Besides bad teeth, what are some of the other effects of the kinds of poverty you and your family and community have experienced?
There’s so many ways in which poverty is a violence on the body and mind. I think we often jump to the health-care discussion, but that’s a very reactive after-the-fact kind of thing. Consider that the bodies of my family actually look different than the cosmopolitan class I’m now a part of. My dad has been a construction worker for almost 50 years, and his fingers are swollen to the size of hot dogs—his hands calloused and his knuckles busted. I think his fingernails have been bruised every day of my life.
Life when you’re engaged in physical labor—as so many poor people are—comes with more inherent dangers. Skin cancer is very common in the rural communities like the one I grew up in. It was like a rite of passage to get a hunk of skin cut out of your face because you work in a field every day for decades. A lot of working-class jobs these days are much less about farming and factories and more health-care and service-industry work, and a lot of people I know have backaches and weight problems because the kind of food they can afford begets obesity, compounded by the fact that they can’t afford health care.
When you grow up poor, there’s also this psychological notion—there’s isn’t room or space for long-term planning. Your focus is on immediate survival.
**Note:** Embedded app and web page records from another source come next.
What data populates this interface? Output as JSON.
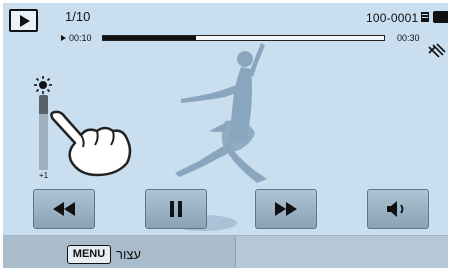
{
  "top_bar": {
    "file_counter": "1/10",
    "file_number": "100-0001"
  },
  "playback": {
    "elapsed_time": "00:10",
    "total_time": "00:30",
    "progress": 0.33
  },
  "brightness": {
    "value_label": "+1",
    "level": 0.75
  },
  "controls": {
    "rewind": "rewind-icon",
    "pause": "pause-icon",
    "fast_forward": "fast-forward-icon",
    "volume": "volume-icon"
  },
  "bottom_bar": {
    "menu_key": "MENU",
    "back_label": "עצור"
  },
  "colors": {
    "screen_background": "#c9dff0",
    "button_fill": "#9fb4c4",
    "figure_silhouette": "#8aa6be"
  }
}
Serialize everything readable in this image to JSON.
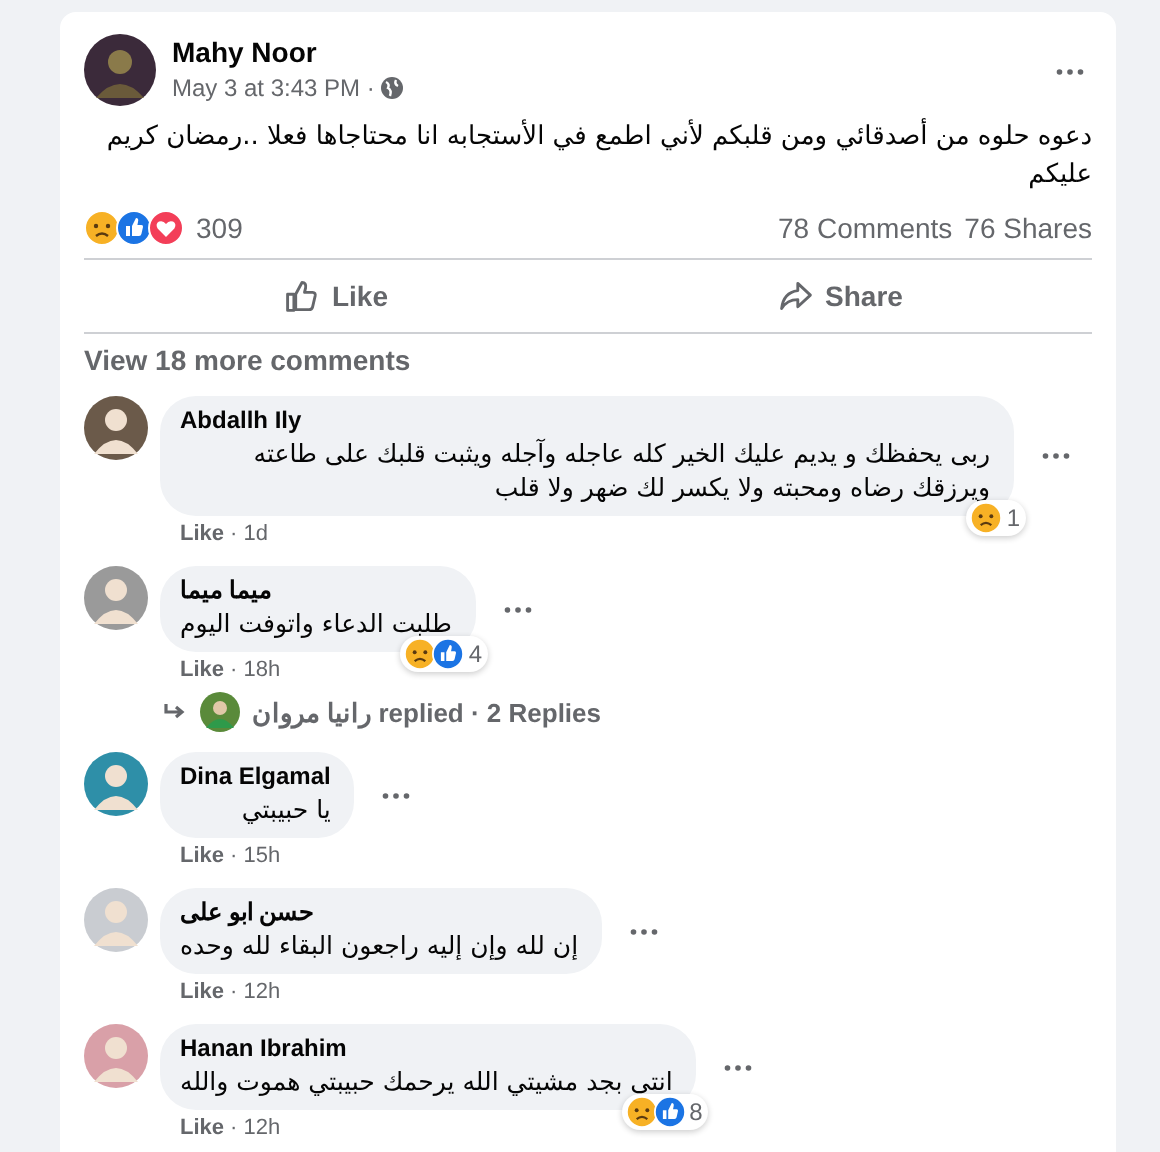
{
  "post": {
    "author": "Mahy Noor",
    "timestamp": "May 3 at 3:43 PM ·",
    "text": "دعوه حلوه من أصدقائي ومن قلبكم لأني اطمع في الأستجابه انا محتاجاها فعلا ..رمضان كريم عليكم",
    "reactions": [
      {
        "kind": "sad"
      },
      {
        "kind": "like"
      },
      {
        "kind": "love"
      }
    ],
    "reaction_count": "309",
    "comments_count": "78 Comments",
    "shares_count": "76 Shares"
  },
  "like_action": {
    "label": "Like"
  },
  "share_action": {
    "label": "Share"
  },
  "view_more": "View 18 more comments",
  "comments": [
    {
      "author": "Abdallh Ily",
      "text": "ربى يحفظك و يديم عليك الخير كله عاجله وآجله ويثبت قلبك على طاعته ويرزقك رضاه ومحبته ولا يكسر لك ضهر ولا قلب",
      "like": "Like",
      "time": "· 1d",
      "reactions": [
        {
          "kind": "sad"
        }
      ],
      "reaction_count": "1"
    },
    {
      "author": "ميما ميما",
      "text": "طلبت الدعاء واتوفت اليوم",
      "like": "Like",
      "time": "· 18h",
      "reactions": [
        {
          "kind": "sad"
        },
        {
          "kind": "like"
        }
      ],
      "reaction_count": "4",
      "reply_summary": {
        "replier": "رانيا مروان",
        "label": "replied · 2 Replies"
      }
    },
    {
      "author": "Dina Elgamal",
      "text": "يا حبيبتي",
      "like": "Like",
      "time": "· 15h"
    },
    {
      "author": "حسن ابو على",
      "text": "إن لله وإن إليه راجعون البقاء لله وحده",
      "like": "Like",
      "time": "· 12h"
    },
    {
      "author": "Hanan Ibrahim",
      "text": "انتى بجد مشيتي الله يرحمك حبيبتي هموت والله",
      "like": "Like",
      "time": "· 12h",
      "reactions": [
        {
          "kind": "sad"
        },
        {
          "kind": "like"
        }
      ],
      "reaction_count": "8"
    }
  ]
}
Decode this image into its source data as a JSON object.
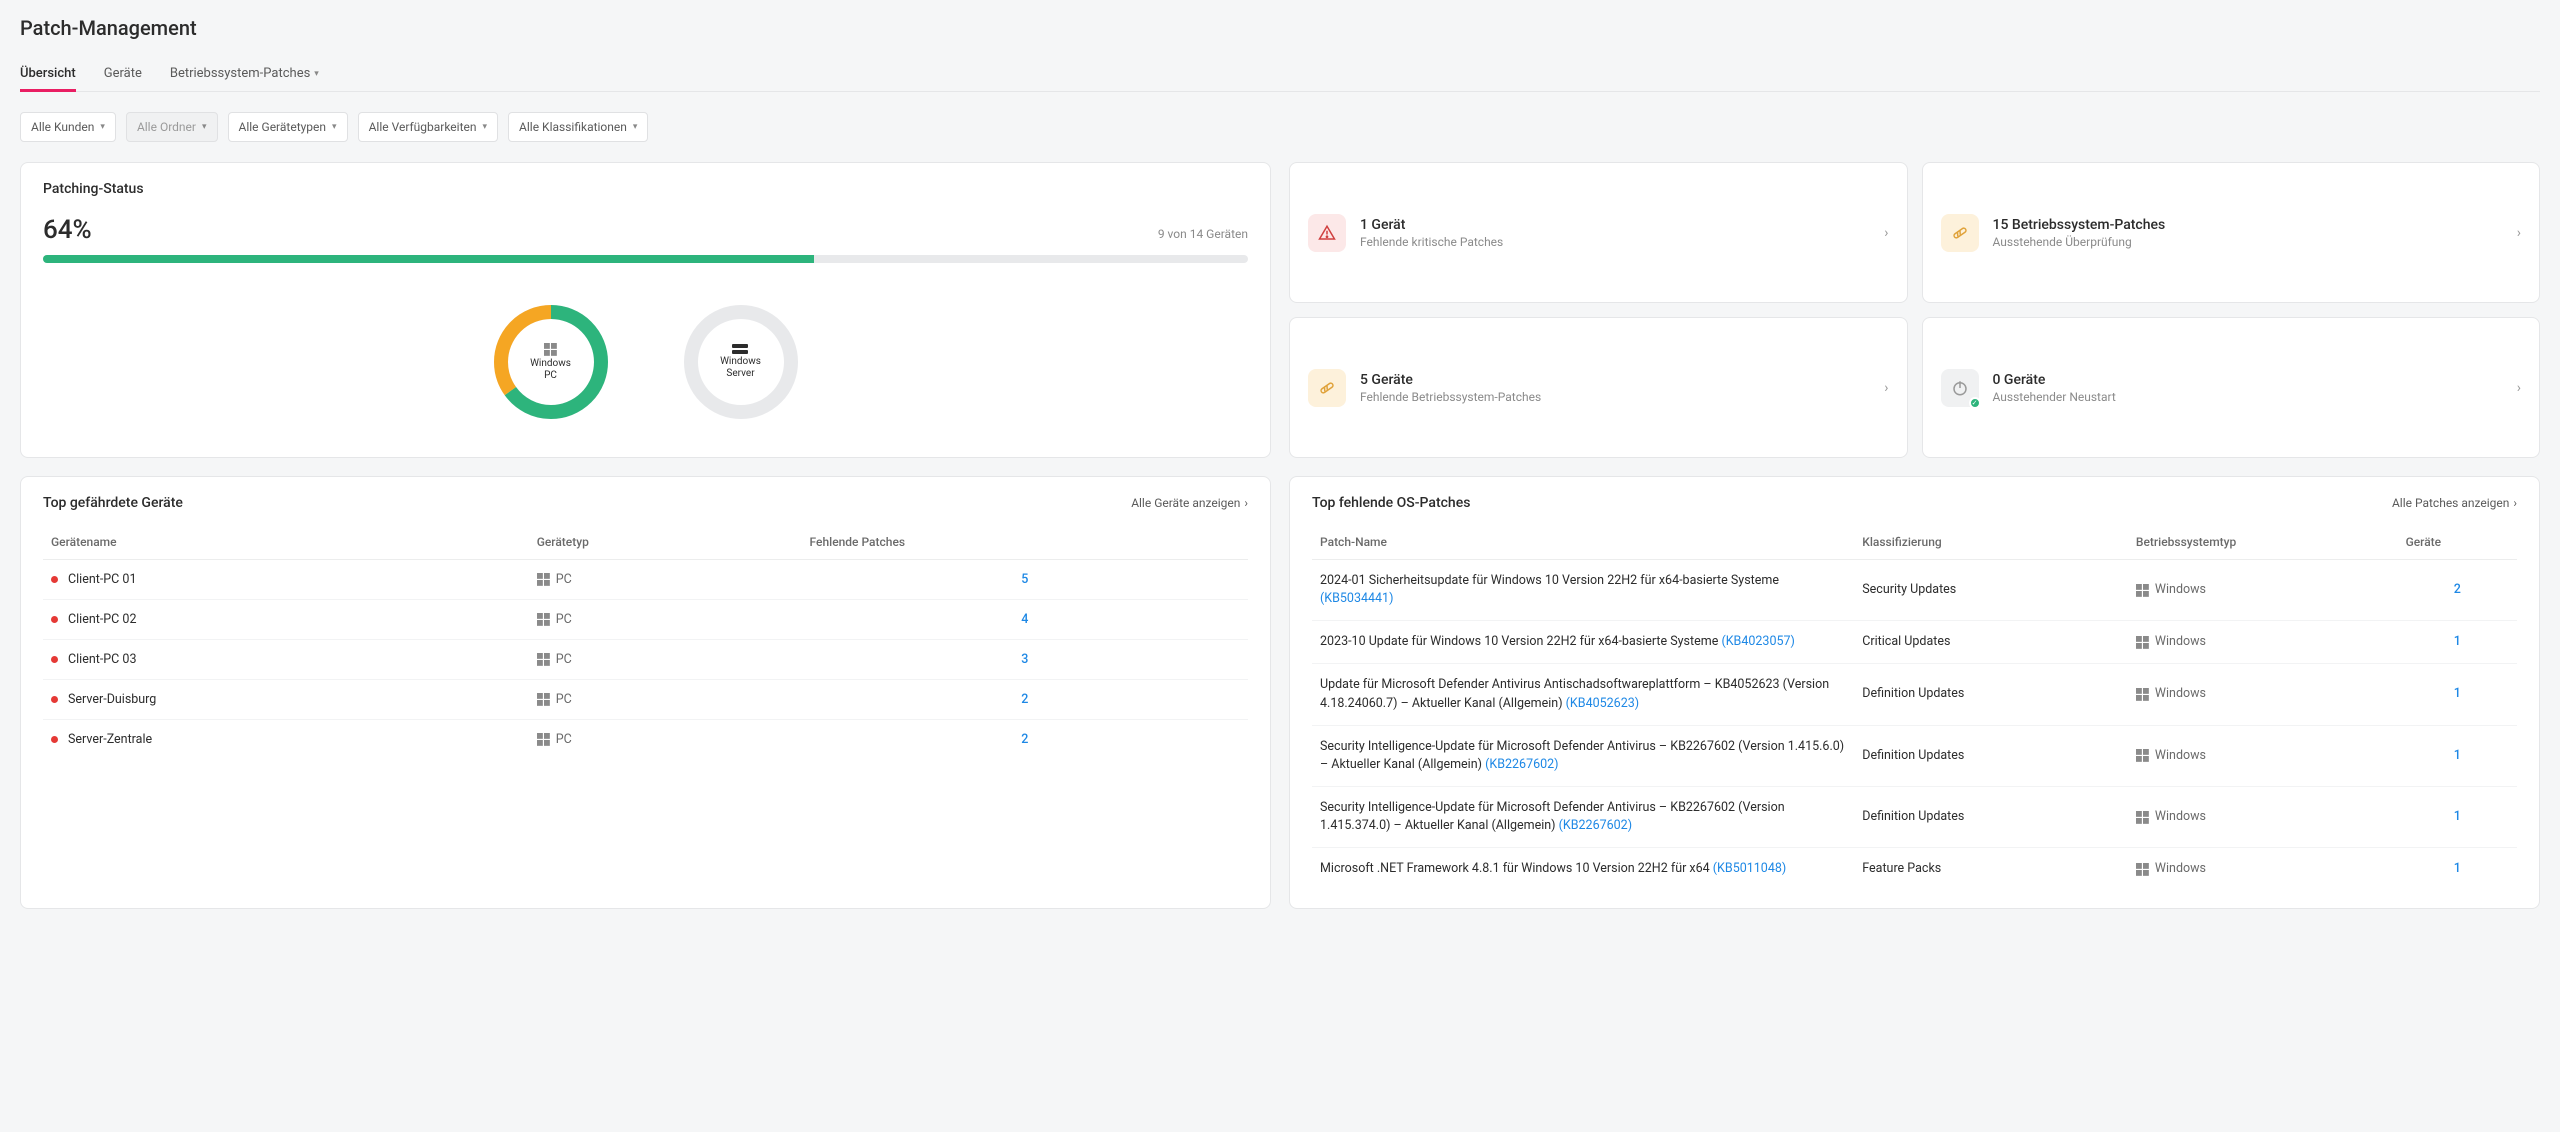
{
  "page": {
    "title": "Patch-Management"
  },
  "tabs": [
    {
      "label": "Übersicht",
      "active": true
    },
    {
      "label": "Geräte",
      "active": false
    },
    {
      "label": "Betriebssystem-Patches",
      "active": false,
      "dropdown": true
    }
  ],
  "filters": [
    {
      "label": "Alle Kunden",
      "disabled": false
    },
    {
      "label": "Alle Ordner",
      "disabled": true
    },
    {
      "label": "Alle Gerätetypen",
      "disabled": false
    },
    {
      "label": "Alle Verfügbarkeiten",
      "disabled": false
    },
    {
      "label": "Alle Klassifikationen",
      "disabled": false
    }
  ],
  "status": {
    "title": "Patching-Status",
    "percent_label": "64%",
    "percent_value": 64,
    "count_text": "9 von 14 Geräten",
    "donuts": [
      {
        "label_line1": "Windows",
        "label_line2": "PC",
        "green": 65,
        "orange": 35,
        "icon": "windows"
      },
      {
        "label_line1": "Windows",
        "label_line2": "Server",
        "green": 0,
        "orange": 0,
        "icon": "server"
      }
    ]
  },
  "summary_cards": [
    {
      "icon": "warning",
      "icon_class": "ic-red",
      "title": "1 Gerät",
      "sub": "Fehlende kritische Patches",
      "chevron": true
    },
    {
      "icon": "patch",
      "icon_class": "ic-orange",
      "title": "15 Betriebssystem-Patches",
      "sub": "Ausstehende Überprüfung",
      "chevron": true
    },
    {
      "icon": "patch",
      "icon_class": "ic-orange",
      "title": "5 Geräte",
      "sub": "Fehlende Betriebssystem-Patches",
      "chevron": true
    },
    {
      "icon": "power",
      "icon_class": "ic-gray",
      "title": "0 Geräte",
      "sub": "Ausstehender Neustart",
      "chevron": true,
      "badge": true
    }
  ],
  "devices": {
    "title": "Top gefährdete Geräte",
    "view_all": "Alle Geräte anzeigen",
    "cols": {
      "name": "Gerätename",
      "type": "Gerätetyp",
      "missing": "Fehlende Patches"
    },
    "rows": [
      {
        "name": "Client-PC 01",
        "type": "PC",
        "missing": "5"
      },
      {
        "name": "Client-PC 02",
        "type": "PC",
        "missing": "4"
      },
      {
        "name": "Client-PC 03",
        "type": "PC",
        "missing": "3"
      },
      {
        "name": "Server-Duisburg",
        "type": "PC",
        "missing": "2"
      },
      {
        "name": "Server-Zentrale",
        "type": "PC",
        "missing": "2"
      }
    ]
  },
  "patches": {
    "title": "Top fehlende OS-Patches",
    "view_all": "Alle Patches anzeigen",
    "cols": {
      "name": "Patch-Name",
      "class": "Klassifizierung",
      "ostype": "Betriebssystemtyp",
      "devices": "Geräte"
    },
    "rows": [
      {
        "name": "2024-01 Sicherheitsupdate für Windows 10 Version 22H2 für x64-basierte Systeme ",
        "kb": "(KB5034441)",
        "class": "Security Updates",
        "os": "Windows",
        "devices": "2"
      },
      {
        "name": "2023-10 Update für Windows 10 Version 22H2 für x64-basierte Systeme ",
        "kb": "(KB4023057)",
        "class": "Critical Updates",
        "os": "Windows",
        "devices": "1"
      },
      {
        "name": "Update für Microsoft Defender Antivirus Antischadsoftwareplattform – KB4052623 (Version 4.18.24060.7) – Aktueller Kanal (Allgemein) ",
        "kb": "(KB4052623)",
        "class": "Definition Updates",
        "os": "Windows",
        "devices": "1"
      },
      {
        "name": "Security Intelligence-Update für Microsoft Defender Antivirus – KB2267602 (Version 1.415.6.0) – Aktueller Kanal (Allgemein) ",
        "kb": "(KB2267602)",
        "class": "Definition Updates",
        "os": "Windows",
        "devices": "1"
      },
      {
        "name": "Security Intelligence-Update für Microsoft Defender Antivirus – KB2267602 (Version 1.415.374.0) – Aktueller Kanal (Allgemein) ",
        "kb": "(KB2267602)",
        "class": "Definition Updates",
        "os": "Windows",
        "devices": "1"
      },
      {
        "name": "Microsoft .NET Framework 4.8.1 für Windows 10 Version 22H2 für x64 ",
        "kb": "(KB5011048)",
        "class": "Feature Packs",
        "os": "Windows",
        "devices": "1"
      }
    ]
  },
  "chart_data": {
    "type": "bar",
    "title": "Patching-Status",
    "categories": [
      "Windows PC",
      "Windows Server"
    ],
    "series": [
      {
        "name": "grün",
        "values": [
          65,
          0
        ]
      },
      {
        "name": "orange",
        "values": [
          35,
          0
        ]
      },
      {
        "name": "grau (kein Daten)",
        "values": [
          0,
          100
        ]
      }
    ],
    "overall_percent": 64,
    "overall_count": "9 von 14 Geräten"
  }
}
I used to take buckets of feed out to pasture to feed the cattle on a three-wheeler because (ATVs) are so dangerous, and I didn’t even have a helmet.
It doesn’t appear that the poverty problem is going to get any better under Trump.
Yes, Trump is a disaster, but neoliberalism under both parties has also been a disaster in so many ways. It was under Bill Clinton’s watch that welfare was dismantled and poverty criminalized. The big question for progressives like myself—can the Democratic Party be salvaged? Do late capitalism and the American machine have to fall apart and be rebuilt—and that will be ugly and painful for a lot of people—or will it look like a moderate shift in the right direction? That’s not going to happen under Trump, and I’m not convinced it would have unless under a very progressive candidate like Bernie Sanders.
Last fall, you wrote a piece for the Guardian about how the media wrongly turned the white working class into a scapegoat for Trump’s win. “Poor whites are bad” is a narrative that won’t go away.
It’s convenient for the middle- and upper-class pundits and politicians who set the conversation in this country to stick up for most of the whites in this country and create a stereotype of a rural white bigot. Trump was a white phenomenon—regardless of class. My grandma is a working-class white Kansas woman who caucused for Bernie Sanders—it was the first time she ever voted in the primary. She voted for Clinton in the general and loathed Donald Trump.
Here’s the thing, in my red state of Kansas, 60 percent voted Republican and 40 percent Democrat. But let’s say less than half of the population voted—at least one-third of the population is erased by this red-blue map. There’s so many decent working people that come in all colors and backgrounds. v